-- What you need to do --
Word for word, reproduce all entries below, leaving every picture out.

****

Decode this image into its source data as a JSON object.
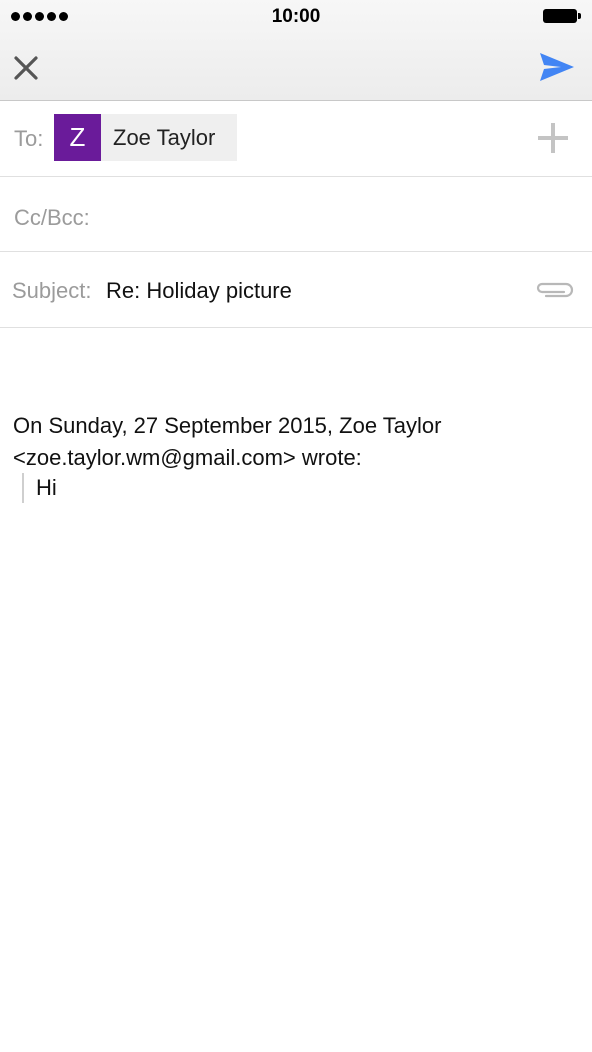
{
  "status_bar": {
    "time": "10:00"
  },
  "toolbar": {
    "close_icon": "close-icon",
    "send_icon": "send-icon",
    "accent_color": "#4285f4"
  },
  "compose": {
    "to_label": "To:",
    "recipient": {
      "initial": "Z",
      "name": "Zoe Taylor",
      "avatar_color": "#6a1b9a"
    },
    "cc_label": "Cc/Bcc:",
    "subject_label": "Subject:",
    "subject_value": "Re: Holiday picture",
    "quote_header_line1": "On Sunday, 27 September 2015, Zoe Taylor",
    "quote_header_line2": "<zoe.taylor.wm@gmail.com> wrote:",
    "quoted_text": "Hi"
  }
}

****

-- Expected answer --
Decode this image into its source data as a JSON object.
{
  "status_bar": {
    "time": "10:00"
  },
  "toolbar": {
    "close_icon": "close-icon",
    "send_icon": "send-icon",
    "accent_color": "#4285f4"
  },
  "compose": {
    "to_label": "To:",
    "recipient": {
      "initial": "Z",
      "name": "Zoe Taylor",
      "avatar_color": "#6a1b9a"
    },
    "cc_label": "Cc/Bcc:",
    "subject_label": "Subject:",
    "subject_value": "Re: Holiday picture",
    "quote_header_line1": "On Sunday, 27 September 2015, Zoe Taylor",
    "quote_header_line2": "<zoe.taylor.wm@gmail.com> wrote:",
    "quoted_text": "Hi"
  }
}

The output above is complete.